  • If you prefer that your child not have cookies, candies, and other sugary foods, make sure the caregiver is aware of your concerns and provide other choices for treats.

For Children With Special Needs

  • If your child has a chronic condition that requires a special diet, such as diabetes, cystic fibrosis, or gluten enteropathy (celiac disease), provide written, step-by-step procedures for all meals and snacks. Also provide clear instructions about how to protect a child with cystic fibrosis against excessive salt loss and dehydration in warm weather.
  • Be sure to leave a list of permitted treats as well as a list of foods that the child absolutely cannot eat.
  • If your child has diabetes, leave written instructions about the importance of regular meals and snacks and what foods may be eaten. Many people have the mistaken impression that children with diabetes can never eat sweets or candy. This is not so. While foods with added sugar should be consumed sparingly, they are not forbidden for diabetic children. Sweet foods have a place in a balanced and nutritious diet plan. In your written instructions, include a list of allowable exchanges and emphasize that any sugary food the child consumes must be included in the overall carbohydrate allowance for a given meal or snack.
  • In the case of food allergy or sensitivity in your child, go over the list of foods that must be avoided because they may contain the food or ingredient that causes the allergy but in hidden forms.
  • To help the caregiver to be ready for problems and to be able to find help when necessary, write out a list of symptoms that may be related to food, such as vomiting, diarrhea, wheezing, rash, hives, swelling, and difficulty breathing.
  • Leave the list of symptoms next to the numbers to call in case of emergency (pediatrician, Poison Help, 911, close neighbor).

For All Children

  • Give the caregiver a written schedule of doses for any medicine your child must take while you are gone, including the times when the medicine should be taken.
  • Make sure the caregiver knows how to deal with a choking infant and how to perform the Heimlich maneuver for an older child who is choking.

 

Last Updated
5/11/2013
Source
Nutrition: What Every Parent Needs to Know (Copyright © American Academy of Pediatrics 2011)
The information contained on this Web site should not be used as a substitute for the medical care and advice of your pediatrician.
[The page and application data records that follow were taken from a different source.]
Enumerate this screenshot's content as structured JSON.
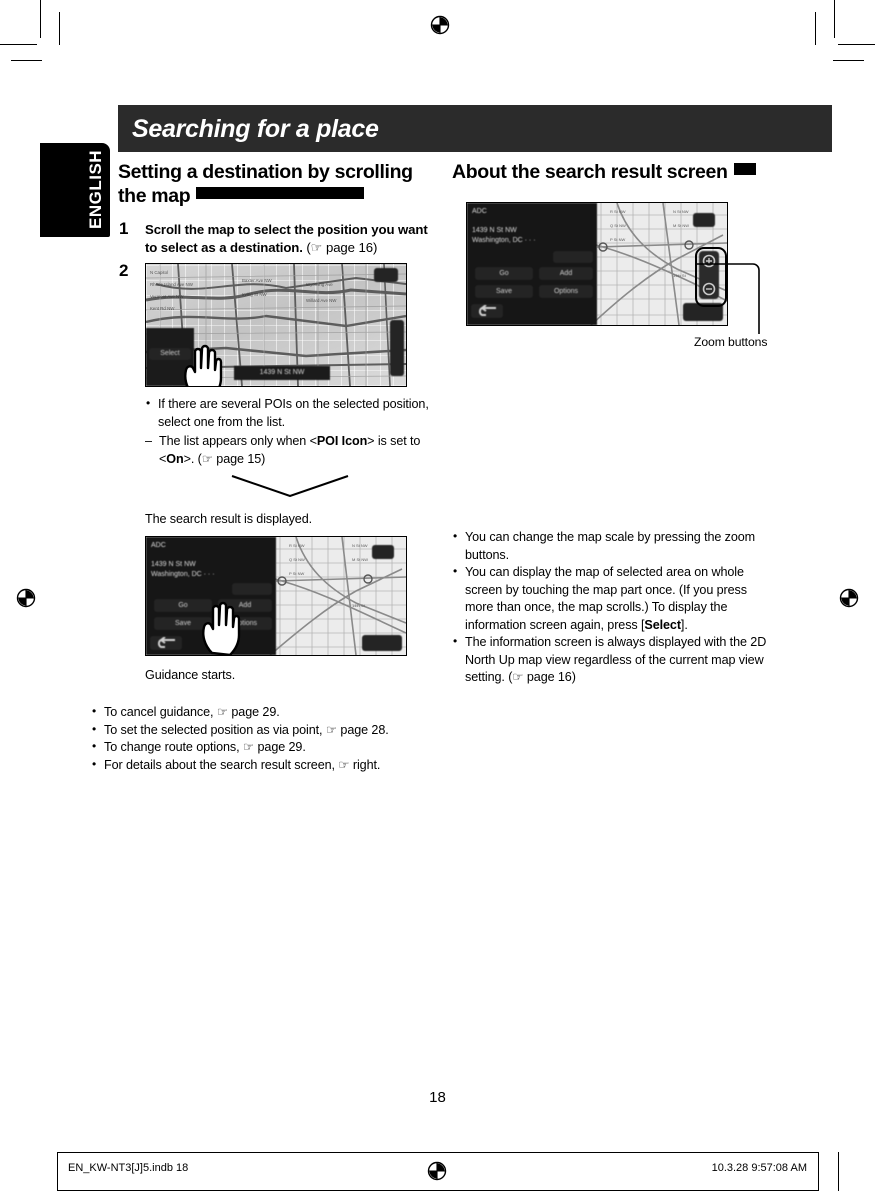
{
  "page": {
    "number": "18",
    "language_tab": "ENGLISH",
    "chapter_title": "Searching for a place"
  },
  "left_column": {
    "heading": "Setting a destination by scrolling the map",
    "steps": [
      {
        "num": "1",
        "text": "Scroll the map to select the position you want to select as a destination.",
        "ref": "(☞ page 16)"
      },
      {
        "num": "2",
        "text": "",
        "ref": ""
      }
    ],
    "step2_notes": {
      "bullets": [
        "If there are several POIs on the selected position, select one from the list."
      ],
      "sub_dash_prefix": "The list appears only when <",
      "sub_dash_bold1": "POI Icon",
      "sub_dash_mid": "> is set to <",
      "sub_dash_bold2": "On",
      "sub_dash_suffix": ">. (☞ page 15)"
    },
    "result_caption": "The search result is displayed.",
    "guidance_caption": "Guidance starts.",
    "footer_bullets": [
      "To cancel guidance, ☞ page 29.",
      "To set the selected position as via point, ☞ page 28.",
      "To change route options, ☞ page 29.",
      "For details about the search result screen, ☞ right."
    ],
    "screenshot_1": {
      "name": "map-scroll-screen",
      "select_button": "Select",
      "address_bar": "1439 N St NW",
      "labels": [
        "N Capitol",
        "K St NW",
        "Massachusetts Ave NW",
        "Rhode Island Ave NW",
        "Vermont Ave NW"
      ]
    },
    "screenshot_2": {
      "name": "search-result-screen",
      "title": "ADC",
      "address_line1": "1439 N St NW",
      "address_line2": "Washington, DC · · ·",
      "buttons": [
        "Go",
        "Save",
        "Add",
        "Options"
      ],
      "back_icon": "back-arrow-icon"
    }
  },
  "right_column": {
    "heading": "About the search result screen",
    "callout_label": "Zoom buttons",
    "bullets": [
      "You can change the map scale by pressing the zoom buttons.",
      "You can display the map of selected area on whole screen by touching the map part once. (If you press more than once, the map scrolls.) To display the information screen again, press [Select].",
      "The information screen is always displayed with the 2D North Up map view regardless of the current map view setting. (☞ page 16)"
    ],
    "bullet2_bold": "Select",
    "screenshot": {
      "name": "search-result-screen-annotated",
      "title": "ADC",
      "address_line1": "1439 N St NW",
      "address_line2": "Washington, DC · · ·",
      "buttons": [
        "Go",
        "Save",
        "Add",
        "Options"
      ],
      "zoom_in_icon": "zoom-in-icon",
      "zoom_out_icon": "zoom-out-icon"
    }
  },
  "footer": {
    "file_name": "EN_KW-NT3[J]5.indb   18",
    "timestamp": "10.3.28   9:57:08 AM"
  },
  "colors": {
    "title_bar_bg": "#2b2b2b",
    "tab_bg": "#000000",
    "text": "#000000",
    "paper": "#ffffff"
  }
}
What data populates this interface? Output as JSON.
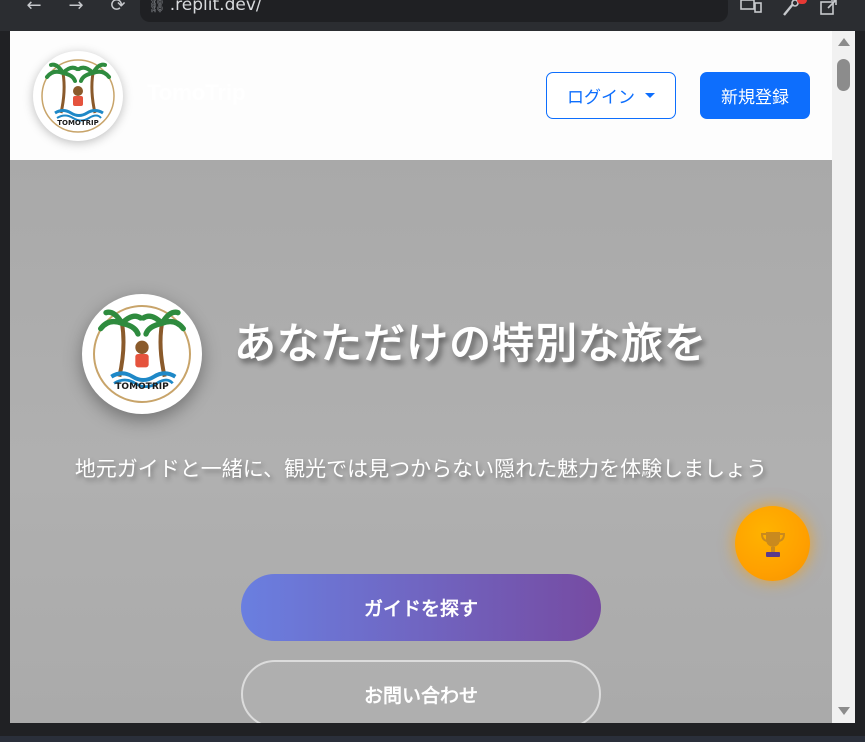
{
  "browser": {
    "url": ".replit.dev/",
    "back_icon": "←",
    "forward_icon": "→",
    "reload_icon": "⟳",
    "link_icon": "🔗"
  },
  "header": {
    "logo_text": "TOMOTRIP",
    "site_name": "TomoTrip",
    "login_label": "ログイン",
    "signup_label": "新規登録"
  },
  "hero": {
    "logo_text": "TOMOTRIP",
    "title": "あなただけの特別な旅を",
    "subtitle": "地元ガイドと一緒に、観光では見つからない隠れた魅力を体験しましょう",
    "primary_cta": "ガイドを探す",
    "secondary_cta": "お問い合わせ"
  },
  "colors": {
    "accent": "#0d6efd",
    "cta_gradient_start": "#6a7fe0",
    "cta_gradient_end": "#764ba2",
    "trophy": "#ffa000"
  }
}
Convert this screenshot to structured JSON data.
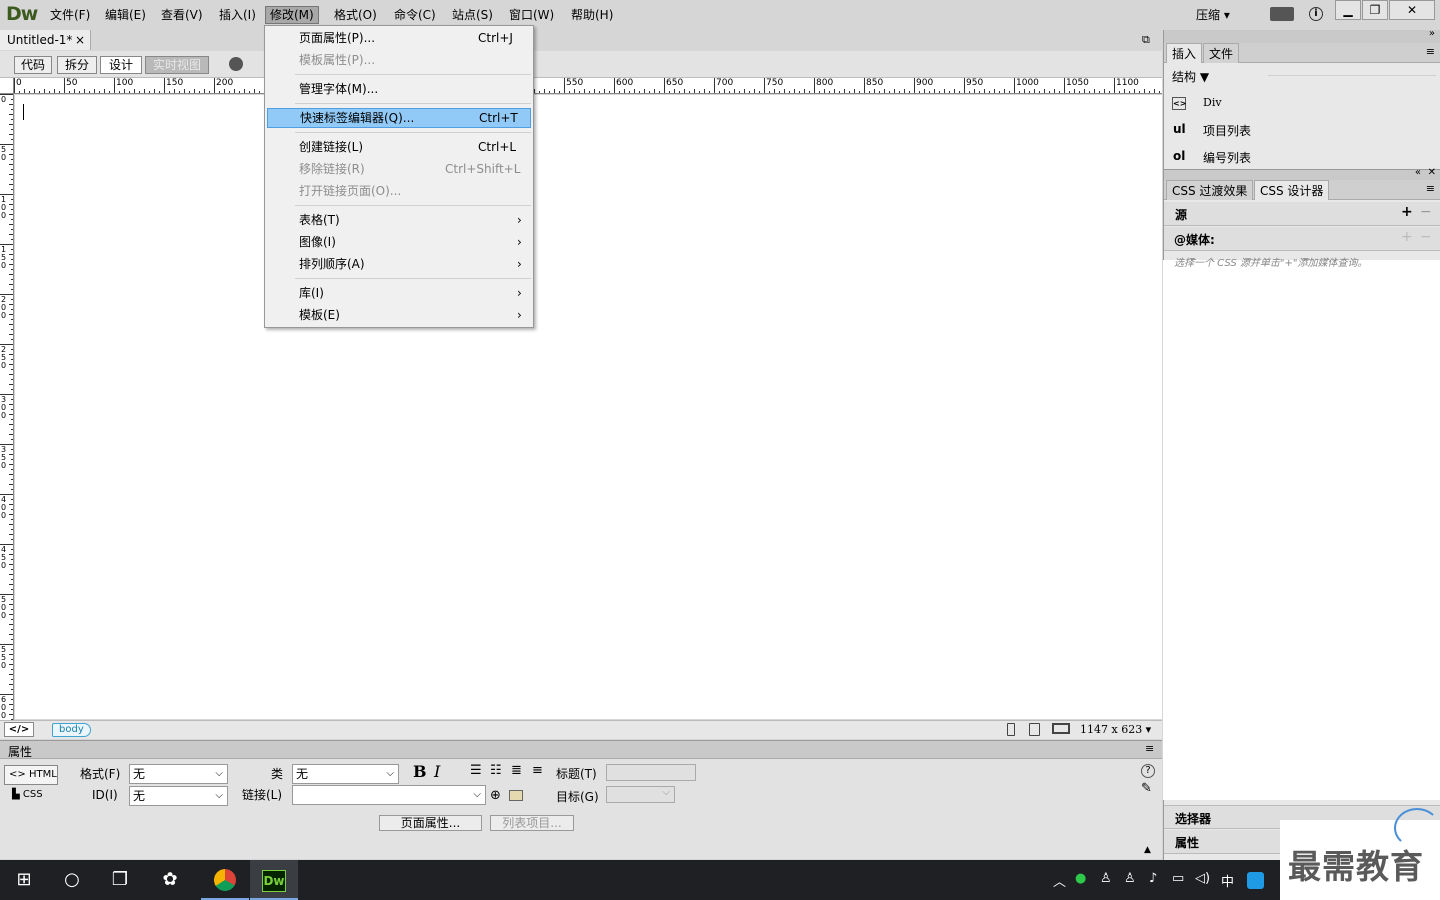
{
  "app": {
    "logo": "Dw",
    "compress": "压缩 ▾"
  },
  "menubar": [
    "文件(F)",
    "编辑(E)",
    "查看(V)",
    "插入(I)",
    "修改(M)",
    "格式(O)",
    "命令(C)",
    "站点(S)",
    "窗口(W)",
    "帮助(H)"
  ],
  "document": {
    "tab": "Untitled-1*",
    "tab_close": "×",
    "views": [
      "代码",
      "拆分",
      "设计",
      "实时视图"
    ],
    "ruler_labels": [
      "0",
      "50",
      "100",
      "150",
      "200",
      "550",
      "600",
      "650",
      "700",
      "750",
      "800",
      "850",
      "900",
      "950",
      "1000",
      "1050",
      "1100"
    ],
    "vruler_labels": [
      "0",
      "5 0",
      "1 0 0",
      "1 5 0",
      "2 0 0",
      "2 5 0",
      "3 0 0",
      "3 5 0",
      "4 0 0",
      "4 5 0",
      "5 0 0",
      "5 5 0",
      "6 0 0"
    ],
    "tag": "body",
    "size": "1147 x 623 ▾"
  },
  "dropdown": {
    "items": [
      {
        "label": "页面属性(P)...",
        "key": "Ctrl+J",
        "disabled": false
      },
      {
        "label": "模板属性(P)...",
        "key": "",
        "disabled": true
      },
      {
        "label": "管理字体(M)...",
        "key": "",
        "disabled": false
      },
      {
        "label": "快速标签编辑器(Q)...",
        "key": "Ctrl+T",
        "disabled": false,
        "highlighted": true
      },
      {
        "label": "创建链接(L)",
        "key": "Ctrl+L",
        "disabled": false
      },
      {
        "label": "移除链接(R)",
        "key": "Ctrl+Shift+L",
        "disabled": true
      },
      {
        "label": "打开链接页面(O)...",
        "key": "",
        "disabled": true
      },
      {
        "label": "表格(T)",
        "submenu": true
      },
      {
        "label": "图像(I)",
        "submenu": true
      },
      {
        "label": "排列顺序(A)",
        "submenu": true
      },
      {
        "label": "库(I)",
        "submenu": true
      },
      {
        "label": "模板(E)",
        "submenu": true
      }
    ]
  },
  "properties": {
    "title": "属性",
    "html": "HTML",
    "css": "CSS",
    "format_label": "格式(F)",
    "format_value": "无",
    "id_label": "ID(I)",
    "id_value": "无",
    "class_label": "类",
    "class_value": "无",
    "link_label": "链接(L)",
    "title_label": "标题(T)",
    "target_label": "目标(G)",
    "page_props_button": "页面属性...",
    "list_item_button": "列表项目..."
  },
  "insert_panel": {
    "tabs": [
      "插入",
      "文件"
    ],
    "category": "结构",
    "items": [
      {
        "icon": "<>",
        "label": "Div"
      },
      {
        "icon": "ul",
        "label": "项目列表"
      },
      {
        "icon": "ol",
        "label": "编号列表"
      }
    ]
  },
  "css_panel": {
    "tabs": [
      "CSS 过渡效果",
      "CSS 设计器"
    ],
    "source": "源",
    "media": "@媒体:",
    "hint": "选择一个 CSS 源并单击\"+\"添加媒体查询。",
    "selectors": "选择器",
    "properties": "属性"
  },
  "taskbar": {
    "ime": "中"
  },
  "watermark": "最需教育"
}
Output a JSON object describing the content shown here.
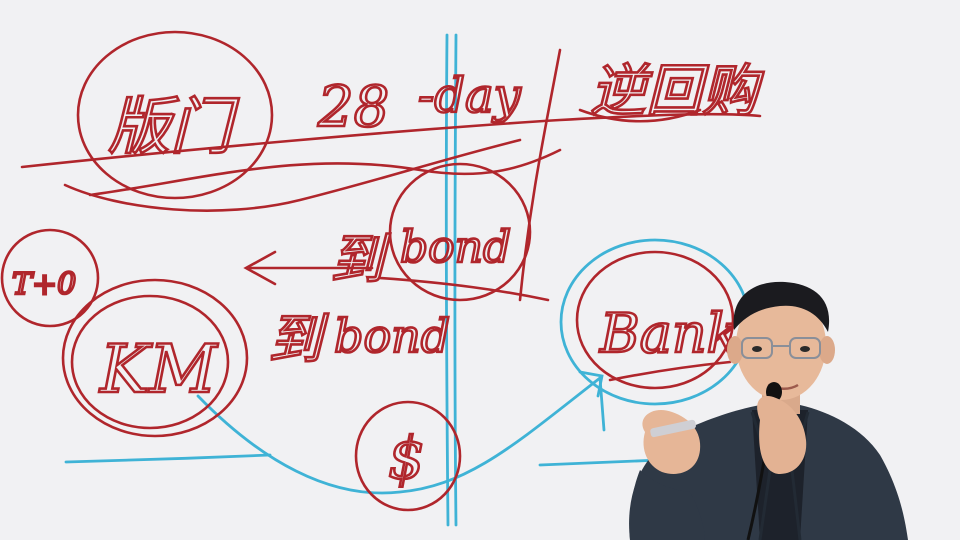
{
  "whiteboard": {
    "background": "#f1f1f3",
    "ink_red": "#b0262c",
    "ink_blue": "#3fb3d6",
    "words": {
      "topleft": "版门",
      "twentyeight": "28",
      "day": "-day",
      "chinese_right": "逆回购",
      "bond_upper": "bond",
      "bond_lower": "bond",
      "char_upper": "到",
      "char_lower": "到",
      "left_small": "T+0",
      "km": "KM",
      "dollar": "$",
      "bank": "Bank"
    }
  },
  "presenter": {
    "jacket": "#2f3946",
    "shirt": "#1d222b",
    "skin": "#e7b99a",
    "hair": "#1b1b1f"
  }
}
There may be variations in treatment that your pediatrician may recommend based on individual facts and circumstances.